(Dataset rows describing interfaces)
►
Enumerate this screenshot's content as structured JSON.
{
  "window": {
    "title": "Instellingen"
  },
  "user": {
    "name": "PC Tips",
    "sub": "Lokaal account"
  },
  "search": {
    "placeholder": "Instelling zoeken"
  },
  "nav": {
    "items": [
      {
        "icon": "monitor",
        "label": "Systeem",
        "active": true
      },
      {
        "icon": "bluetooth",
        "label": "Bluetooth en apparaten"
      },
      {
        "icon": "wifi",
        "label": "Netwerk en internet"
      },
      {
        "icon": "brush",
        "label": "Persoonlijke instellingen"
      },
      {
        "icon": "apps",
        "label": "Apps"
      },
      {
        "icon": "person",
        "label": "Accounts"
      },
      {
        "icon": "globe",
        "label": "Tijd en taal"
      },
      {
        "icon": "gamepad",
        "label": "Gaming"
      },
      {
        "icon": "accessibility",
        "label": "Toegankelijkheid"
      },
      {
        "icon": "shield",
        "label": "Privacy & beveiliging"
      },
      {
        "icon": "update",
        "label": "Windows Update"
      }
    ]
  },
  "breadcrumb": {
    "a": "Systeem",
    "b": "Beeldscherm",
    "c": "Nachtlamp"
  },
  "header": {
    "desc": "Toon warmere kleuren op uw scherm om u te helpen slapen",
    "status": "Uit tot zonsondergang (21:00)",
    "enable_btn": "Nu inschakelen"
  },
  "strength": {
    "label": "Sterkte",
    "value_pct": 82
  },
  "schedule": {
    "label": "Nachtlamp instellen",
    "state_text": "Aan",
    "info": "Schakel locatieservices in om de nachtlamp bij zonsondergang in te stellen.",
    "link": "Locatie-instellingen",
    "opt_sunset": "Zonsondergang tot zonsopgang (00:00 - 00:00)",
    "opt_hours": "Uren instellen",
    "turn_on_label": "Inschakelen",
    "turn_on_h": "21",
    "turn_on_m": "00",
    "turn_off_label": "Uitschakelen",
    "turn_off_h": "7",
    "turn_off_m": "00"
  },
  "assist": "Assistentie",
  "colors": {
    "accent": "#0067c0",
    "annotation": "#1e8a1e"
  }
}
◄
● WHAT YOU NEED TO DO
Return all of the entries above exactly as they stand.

● REPLY
Enumerate this screenshot's content as structured JSON.
{
  "window": {
    "title": "Instellingen"
  },
  "user": {
    "name": "PC Tips",
    "sub": "Lokaal account"
  },
  "search": {
    "placeholder": "Instelling zoeken"
  },
  "nav": {
    "items": [
      {
        "icon": "monitor",
        "label": "Systeem",
        "active": true
      },
      {
        "icon": "bluetooth",
        "label": "Bluetooth en apparaten"
      },
      {
        "icon": "wifi",
        "label": "Netwerk en internet"
      },
      {
        "icon": "brush",
        "label": "Persoonlijke instellingen"
      },
      {
        "icon": "apps",
        "label": "Apps"
      },
      {
        "icon": "person",
        "label": "Accounts"
      },
      {
        "icon": "globe",
        "label": "Tijd en taal"
      },
      {
        "icon": "gamepad",
        "label": "Gaming"
      },
      {
        "icon": "accessibility",
        "label": "Toegankelijkheid"
      },
      {
        "icon": "shield",
        "label": "Privacy & beveiliging"
      },
      {
        "icon": "update",
        "label": "Windows Update"
      }
    ]
  },
  "breadcrumb": {
    "a": "Systeem",
    "b": "Beeldscherm",
    "c": "Nachtlamp"
  },
  "header": {
    "desc": "Toon warmere kleuren op uw scherm om u te helpen slapen",
    "status": "Uit tot zonsondergang (21:00)",
    "enable_btn": "Nu inschakelen"
  },
  "strength": {
    "label": "Sterkte",
    "value_pct": 82
  },
  "schedule": {
    "label": "Nachtlamp instellen",
    "state_text": "Aan",
    "info": "Schakel locatieservices in om de nachtlamp bij zonsondergang in te stellen.",
    "link": "Locatie-instellingen",
    "opt_sunset": "Zonsondergang tot zonsopgang (00:00 - 00:00)",
    "opt_hours": "Uren instellen",
    "turn_on_label": "Inschakelen",
    "turn_on_h": "21",
    "turn_on_m": "00",
    "turn_off_label": "Uitschakelen",
    "turn_off_h": "7",
    "turn_off_m": "00"
  },
  "assist": "Assistentie",
  "colors": {
    "accent": "#0067c0",
    "annotation": "#1e8a1e"
  }
}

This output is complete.